Show all lines of the entries in which the word "link" is found.

(Website and app data records)
++++++

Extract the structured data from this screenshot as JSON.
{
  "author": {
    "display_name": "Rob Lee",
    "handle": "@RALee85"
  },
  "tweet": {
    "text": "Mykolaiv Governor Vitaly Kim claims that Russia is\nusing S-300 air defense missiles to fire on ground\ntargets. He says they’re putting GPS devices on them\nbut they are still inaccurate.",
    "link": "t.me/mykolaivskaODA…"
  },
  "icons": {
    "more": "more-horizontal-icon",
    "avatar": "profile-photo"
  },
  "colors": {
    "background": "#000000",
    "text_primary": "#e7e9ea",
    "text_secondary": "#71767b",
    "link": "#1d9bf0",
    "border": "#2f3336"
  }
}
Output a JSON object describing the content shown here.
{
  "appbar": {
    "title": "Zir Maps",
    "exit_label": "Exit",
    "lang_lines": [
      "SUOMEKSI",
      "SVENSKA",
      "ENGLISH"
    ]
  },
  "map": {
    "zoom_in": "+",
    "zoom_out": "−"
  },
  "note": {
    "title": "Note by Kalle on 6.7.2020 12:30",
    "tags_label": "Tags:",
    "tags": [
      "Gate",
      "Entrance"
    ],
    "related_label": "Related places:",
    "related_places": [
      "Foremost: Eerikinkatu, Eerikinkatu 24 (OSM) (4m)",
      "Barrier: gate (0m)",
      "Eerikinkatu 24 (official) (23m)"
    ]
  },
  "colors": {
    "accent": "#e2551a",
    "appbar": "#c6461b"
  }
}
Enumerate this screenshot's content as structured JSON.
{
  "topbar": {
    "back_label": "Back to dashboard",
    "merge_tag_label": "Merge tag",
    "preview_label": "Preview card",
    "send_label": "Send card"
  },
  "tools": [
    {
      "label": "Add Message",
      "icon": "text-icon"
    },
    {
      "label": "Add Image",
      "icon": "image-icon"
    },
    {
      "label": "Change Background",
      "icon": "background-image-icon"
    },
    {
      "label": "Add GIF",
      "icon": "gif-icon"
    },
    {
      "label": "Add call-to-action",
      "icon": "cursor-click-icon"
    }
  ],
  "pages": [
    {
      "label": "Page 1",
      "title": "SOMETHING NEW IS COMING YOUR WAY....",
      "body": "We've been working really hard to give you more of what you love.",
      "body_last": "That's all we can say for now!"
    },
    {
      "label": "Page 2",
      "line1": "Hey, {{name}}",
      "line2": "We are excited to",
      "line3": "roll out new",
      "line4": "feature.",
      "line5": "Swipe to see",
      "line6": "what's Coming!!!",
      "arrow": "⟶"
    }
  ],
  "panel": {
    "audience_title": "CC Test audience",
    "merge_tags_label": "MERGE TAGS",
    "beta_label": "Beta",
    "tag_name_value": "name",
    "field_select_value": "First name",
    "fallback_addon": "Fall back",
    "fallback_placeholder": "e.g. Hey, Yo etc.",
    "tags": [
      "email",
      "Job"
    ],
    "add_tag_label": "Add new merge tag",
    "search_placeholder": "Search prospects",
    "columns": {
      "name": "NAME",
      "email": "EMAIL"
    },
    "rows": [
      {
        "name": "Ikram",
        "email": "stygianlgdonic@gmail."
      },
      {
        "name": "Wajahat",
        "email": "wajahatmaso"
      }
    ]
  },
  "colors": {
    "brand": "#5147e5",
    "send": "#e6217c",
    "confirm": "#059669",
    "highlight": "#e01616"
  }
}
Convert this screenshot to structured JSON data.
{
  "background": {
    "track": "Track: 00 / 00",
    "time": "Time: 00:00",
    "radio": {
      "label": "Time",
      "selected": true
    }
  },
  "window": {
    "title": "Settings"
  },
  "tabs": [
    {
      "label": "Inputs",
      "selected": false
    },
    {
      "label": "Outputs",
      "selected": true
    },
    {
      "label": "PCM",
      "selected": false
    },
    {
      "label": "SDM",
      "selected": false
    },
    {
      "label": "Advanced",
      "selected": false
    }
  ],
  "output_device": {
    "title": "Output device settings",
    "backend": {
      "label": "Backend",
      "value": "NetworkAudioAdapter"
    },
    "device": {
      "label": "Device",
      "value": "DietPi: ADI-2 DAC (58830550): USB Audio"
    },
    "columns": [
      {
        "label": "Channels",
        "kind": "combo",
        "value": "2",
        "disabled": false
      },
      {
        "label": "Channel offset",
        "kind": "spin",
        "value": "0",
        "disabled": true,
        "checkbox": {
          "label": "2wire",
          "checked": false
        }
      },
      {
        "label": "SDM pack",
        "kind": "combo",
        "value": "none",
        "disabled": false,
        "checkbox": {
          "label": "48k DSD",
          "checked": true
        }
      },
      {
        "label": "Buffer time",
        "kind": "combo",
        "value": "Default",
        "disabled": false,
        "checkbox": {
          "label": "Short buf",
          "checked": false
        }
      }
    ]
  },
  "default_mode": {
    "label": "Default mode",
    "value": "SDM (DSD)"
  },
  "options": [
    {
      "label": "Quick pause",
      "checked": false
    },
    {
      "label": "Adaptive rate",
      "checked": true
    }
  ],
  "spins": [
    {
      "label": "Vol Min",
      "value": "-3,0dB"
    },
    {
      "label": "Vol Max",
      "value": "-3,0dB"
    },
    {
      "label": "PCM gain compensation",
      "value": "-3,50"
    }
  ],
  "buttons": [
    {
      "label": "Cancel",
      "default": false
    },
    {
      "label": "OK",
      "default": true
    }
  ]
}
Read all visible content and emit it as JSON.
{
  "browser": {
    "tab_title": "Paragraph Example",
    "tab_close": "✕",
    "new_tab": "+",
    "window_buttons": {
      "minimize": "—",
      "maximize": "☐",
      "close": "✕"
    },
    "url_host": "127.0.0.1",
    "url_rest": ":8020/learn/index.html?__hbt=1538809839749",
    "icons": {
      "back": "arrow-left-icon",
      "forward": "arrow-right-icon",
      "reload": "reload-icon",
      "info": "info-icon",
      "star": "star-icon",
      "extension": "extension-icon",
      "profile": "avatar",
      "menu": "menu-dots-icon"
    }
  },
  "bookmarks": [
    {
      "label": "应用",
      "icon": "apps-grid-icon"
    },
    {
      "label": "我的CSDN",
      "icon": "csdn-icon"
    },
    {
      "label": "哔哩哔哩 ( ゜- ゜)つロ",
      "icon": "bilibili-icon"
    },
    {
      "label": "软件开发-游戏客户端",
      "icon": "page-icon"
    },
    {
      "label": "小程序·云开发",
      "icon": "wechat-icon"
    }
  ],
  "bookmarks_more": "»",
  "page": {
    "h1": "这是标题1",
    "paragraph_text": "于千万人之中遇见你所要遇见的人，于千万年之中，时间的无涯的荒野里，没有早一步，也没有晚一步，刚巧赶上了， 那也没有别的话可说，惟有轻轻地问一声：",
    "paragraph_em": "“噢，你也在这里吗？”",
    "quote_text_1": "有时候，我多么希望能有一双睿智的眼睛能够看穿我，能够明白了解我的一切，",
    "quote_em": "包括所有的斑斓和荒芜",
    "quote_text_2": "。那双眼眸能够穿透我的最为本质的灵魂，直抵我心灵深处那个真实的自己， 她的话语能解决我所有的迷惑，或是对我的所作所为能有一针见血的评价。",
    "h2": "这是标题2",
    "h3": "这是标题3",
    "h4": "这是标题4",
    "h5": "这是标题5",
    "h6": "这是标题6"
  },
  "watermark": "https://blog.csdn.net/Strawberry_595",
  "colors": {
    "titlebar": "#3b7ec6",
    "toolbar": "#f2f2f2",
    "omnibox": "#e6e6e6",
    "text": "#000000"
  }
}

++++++

* [SOLUTION]
    "link": "t.me/mykolaivskaODA…"
    "link": "#1d9bf0",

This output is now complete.